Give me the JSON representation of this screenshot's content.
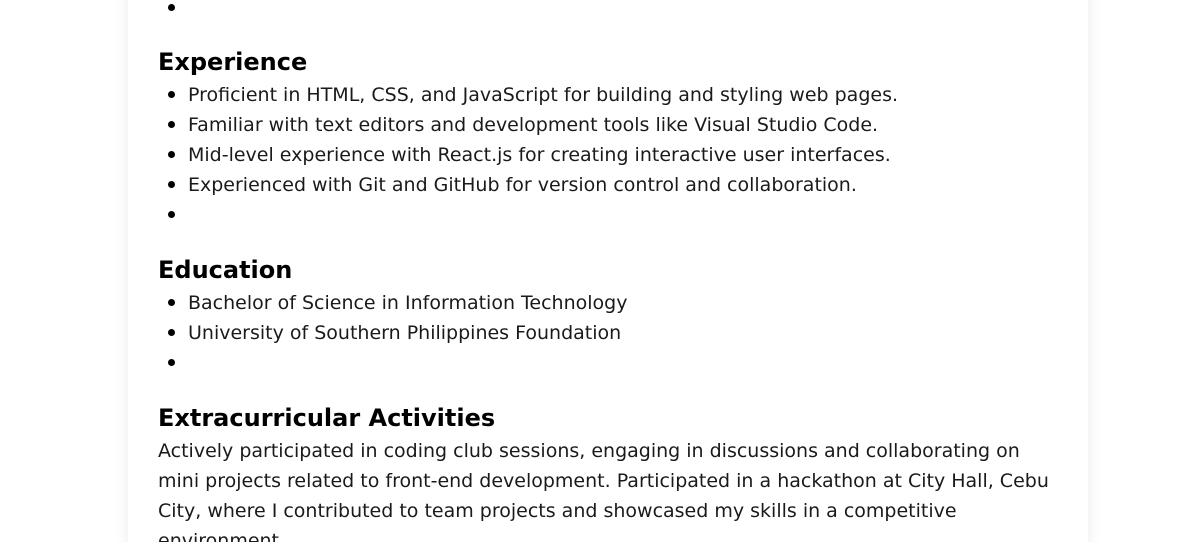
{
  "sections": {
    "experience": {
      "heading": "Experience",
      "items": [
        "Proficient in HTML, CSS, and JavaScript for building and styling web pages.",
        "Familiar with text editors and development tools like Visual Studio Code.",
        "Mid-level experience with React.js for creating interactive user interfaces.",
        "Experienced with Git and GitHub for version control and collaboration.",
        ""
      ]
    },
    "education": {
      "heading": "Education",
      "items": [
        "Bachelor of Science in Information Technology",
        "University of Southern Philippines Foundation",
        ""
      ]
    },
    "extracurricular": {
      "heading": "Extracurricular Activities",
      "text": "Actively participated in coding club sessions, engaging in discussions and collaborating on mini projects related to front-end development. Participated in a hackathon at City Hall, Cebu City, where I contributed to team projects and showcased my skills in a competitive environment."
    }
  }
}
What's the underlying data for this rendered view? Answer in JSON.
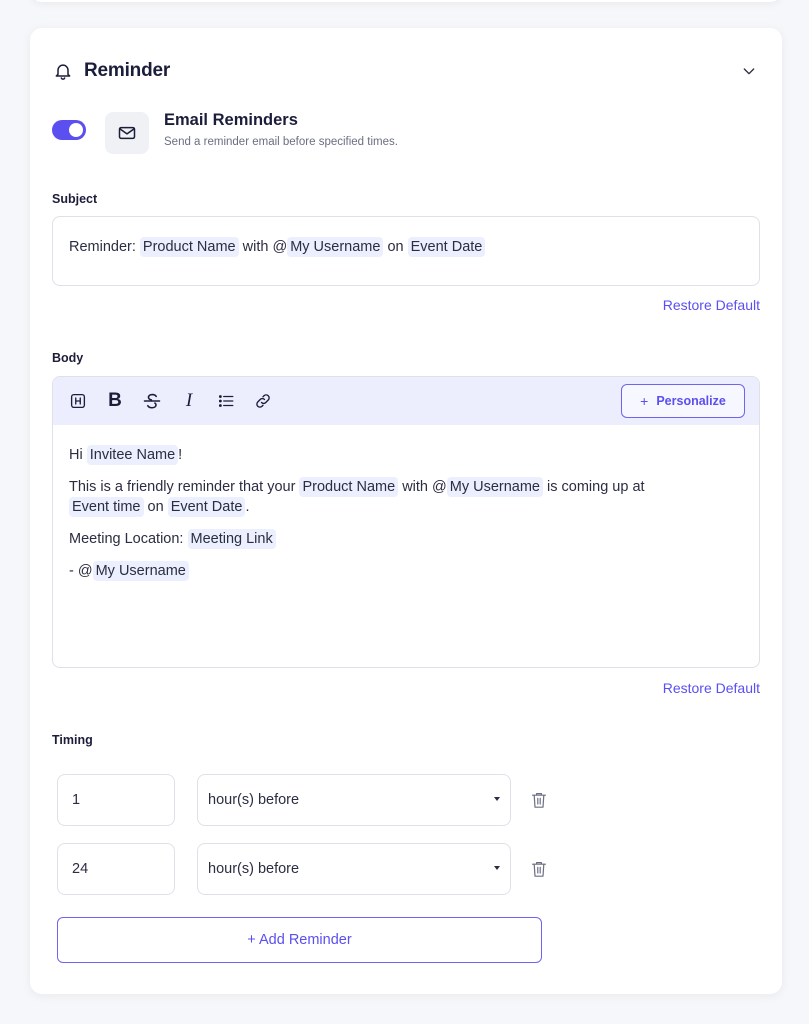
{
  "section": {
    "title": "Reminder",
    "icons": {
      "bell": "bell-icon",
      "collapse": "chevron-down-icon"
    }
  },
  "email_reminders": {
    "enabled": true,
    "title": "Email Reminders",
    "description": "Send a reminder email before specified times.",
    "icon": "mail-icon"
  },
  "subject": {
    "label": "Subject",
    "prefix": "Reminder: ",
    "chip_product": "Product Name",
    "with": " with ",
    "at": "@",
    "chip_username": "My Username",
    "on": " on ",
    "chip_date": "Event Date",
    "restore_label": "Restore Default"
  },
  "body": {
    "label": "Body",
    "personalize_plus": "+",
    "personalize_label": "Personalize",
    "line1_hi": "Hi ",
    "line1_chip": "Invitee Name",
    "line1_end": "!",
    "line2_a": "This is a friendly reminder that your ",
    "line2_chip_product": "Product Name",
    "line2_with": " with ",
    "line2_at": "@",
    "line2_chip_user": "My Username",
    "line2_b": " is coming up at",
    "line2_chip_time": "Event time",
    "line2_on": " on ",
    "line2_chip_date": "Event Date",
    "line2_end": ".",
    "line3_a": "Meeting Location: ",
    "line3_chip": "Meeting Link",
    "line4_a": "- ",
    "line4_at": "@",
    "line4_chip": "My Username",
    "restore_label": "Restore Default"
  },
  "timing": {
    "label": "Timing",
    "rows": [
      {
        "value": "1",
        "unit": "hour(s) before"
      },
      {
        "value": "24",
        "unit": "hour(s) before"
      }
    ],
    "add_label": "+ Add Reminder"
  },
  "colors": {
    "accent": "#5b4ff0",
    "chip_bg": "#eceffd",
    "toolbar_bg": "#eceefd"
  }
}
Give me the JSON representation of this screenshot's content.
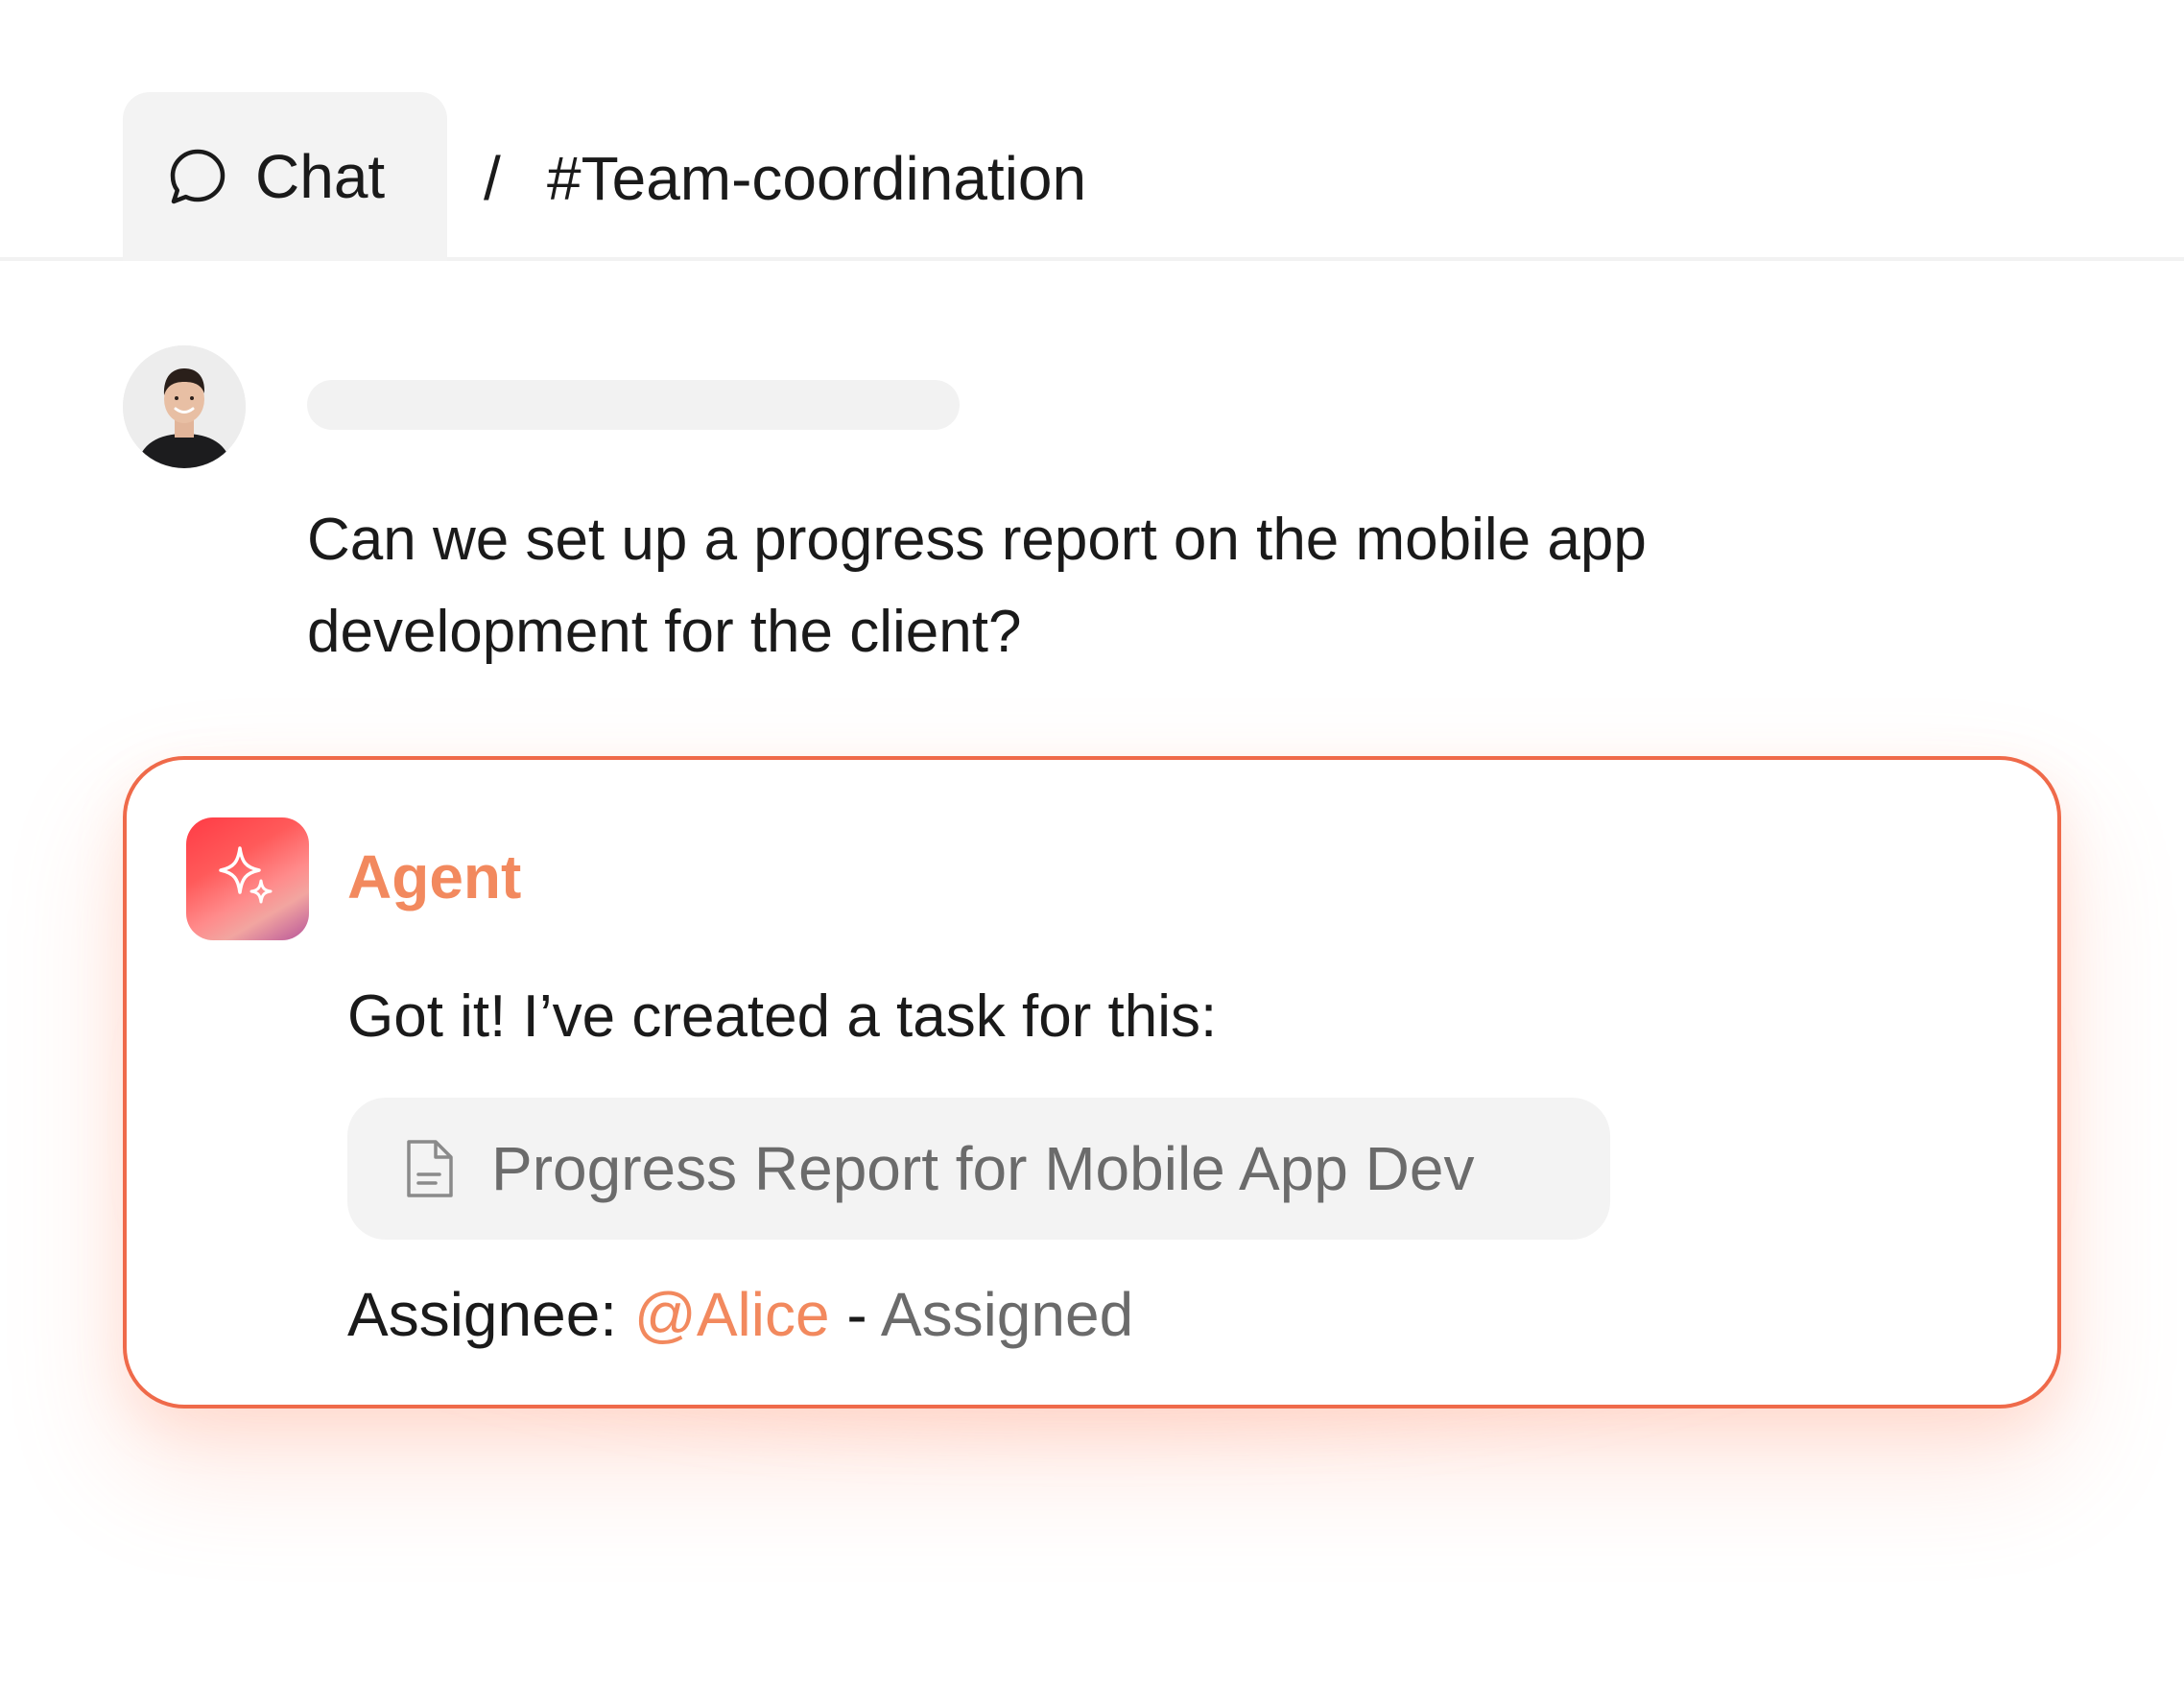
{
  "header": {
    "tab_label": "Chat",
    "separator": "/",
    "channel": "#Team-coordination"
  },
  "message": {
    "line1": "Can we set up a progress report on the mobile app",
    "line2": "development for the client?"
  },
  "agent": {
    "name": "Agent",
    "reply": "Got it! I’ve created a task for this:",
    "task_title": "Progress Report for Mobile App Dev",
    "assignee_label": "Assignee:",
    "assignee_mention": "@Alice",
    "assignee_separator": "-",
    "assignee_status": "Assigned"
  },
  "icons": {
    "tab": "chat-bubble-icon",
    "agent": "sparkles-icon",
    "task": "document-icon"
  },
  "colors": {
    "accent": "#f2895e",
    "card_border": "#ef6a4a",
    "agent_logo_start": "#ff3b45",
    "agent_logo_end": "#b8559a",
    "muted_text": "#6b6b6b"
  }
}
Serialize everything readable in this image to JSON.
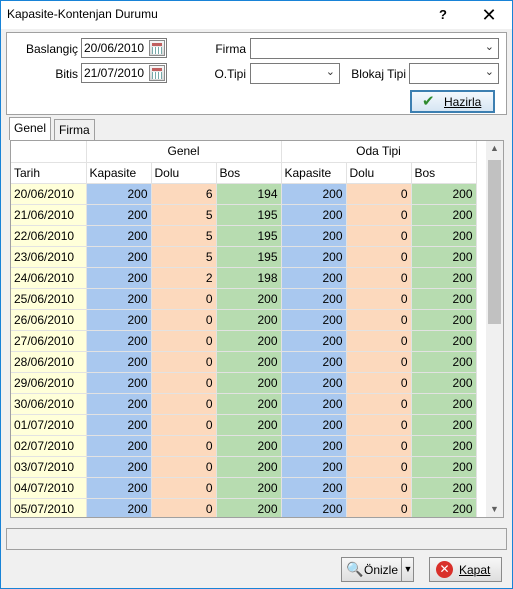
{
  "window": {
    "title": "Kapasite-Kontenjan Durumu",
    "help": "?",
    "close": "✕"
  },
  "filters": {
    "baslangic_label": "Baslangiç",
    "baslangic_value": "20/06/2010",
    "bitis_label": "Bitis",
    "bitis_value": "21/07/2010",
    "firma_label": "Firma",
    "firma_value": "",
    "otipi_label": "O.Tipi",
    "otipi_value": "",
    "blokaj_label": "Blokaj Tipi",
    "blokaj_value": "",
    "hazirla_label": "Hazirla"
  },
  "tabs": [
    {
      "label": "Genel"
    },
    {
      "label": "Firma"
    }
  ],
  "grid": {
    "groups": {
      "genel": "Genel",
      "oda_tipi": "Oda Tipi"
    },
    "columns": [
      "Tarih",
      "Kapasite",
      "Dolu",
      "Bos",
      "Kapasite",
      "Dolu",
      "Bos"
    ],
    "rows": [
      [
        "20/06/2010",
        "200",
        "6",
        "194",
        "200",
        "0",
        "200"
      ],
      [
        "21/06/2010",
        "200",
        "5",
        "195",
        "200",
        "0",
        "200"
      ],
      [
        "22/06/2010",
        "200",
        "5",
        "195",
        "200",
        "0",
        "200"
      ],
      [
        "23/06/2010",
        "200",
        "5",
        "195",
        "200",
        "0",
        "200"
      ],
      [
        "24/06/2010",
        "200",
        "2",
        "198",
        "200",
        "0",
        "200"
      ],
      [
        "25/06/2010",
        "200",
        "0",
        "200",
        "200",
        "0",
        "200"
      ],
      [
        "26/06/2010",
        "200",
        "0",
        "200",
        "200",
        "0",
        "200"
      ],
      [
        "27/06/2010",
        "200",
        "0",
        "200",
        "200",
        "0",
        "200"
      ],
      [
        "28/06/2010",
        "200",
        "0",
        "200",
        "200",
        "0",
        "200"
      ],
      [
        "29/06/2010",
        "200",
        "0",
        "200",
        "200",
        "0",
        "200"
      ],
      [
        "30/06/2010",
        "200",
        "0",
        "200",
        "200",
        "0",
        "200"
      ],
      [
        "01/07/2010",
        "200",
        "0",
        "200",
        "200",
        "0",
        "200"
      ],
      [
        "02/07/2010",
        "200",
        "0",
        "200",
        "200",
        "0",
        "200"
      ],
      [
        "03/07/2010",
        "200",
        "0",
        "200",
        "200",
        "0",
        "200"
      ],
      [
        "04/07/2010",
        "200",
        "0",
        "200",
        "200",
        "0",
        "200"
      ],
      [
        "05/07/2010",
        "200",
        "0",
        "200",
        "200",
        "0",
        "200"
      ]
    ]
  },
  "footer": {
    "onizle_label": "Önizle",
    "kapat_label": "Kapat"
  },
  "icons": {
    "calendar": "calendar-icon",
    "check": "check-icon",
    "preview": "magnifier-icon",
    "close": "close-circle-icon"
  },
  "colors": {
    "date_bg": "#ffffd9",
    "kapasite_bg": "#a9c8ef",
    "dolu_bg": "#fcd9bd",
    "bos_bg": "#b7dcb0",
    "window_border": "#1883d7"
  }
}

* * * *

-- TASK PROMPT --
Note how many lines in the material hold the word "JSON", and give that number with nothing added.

-- TASK SOLUTION --
4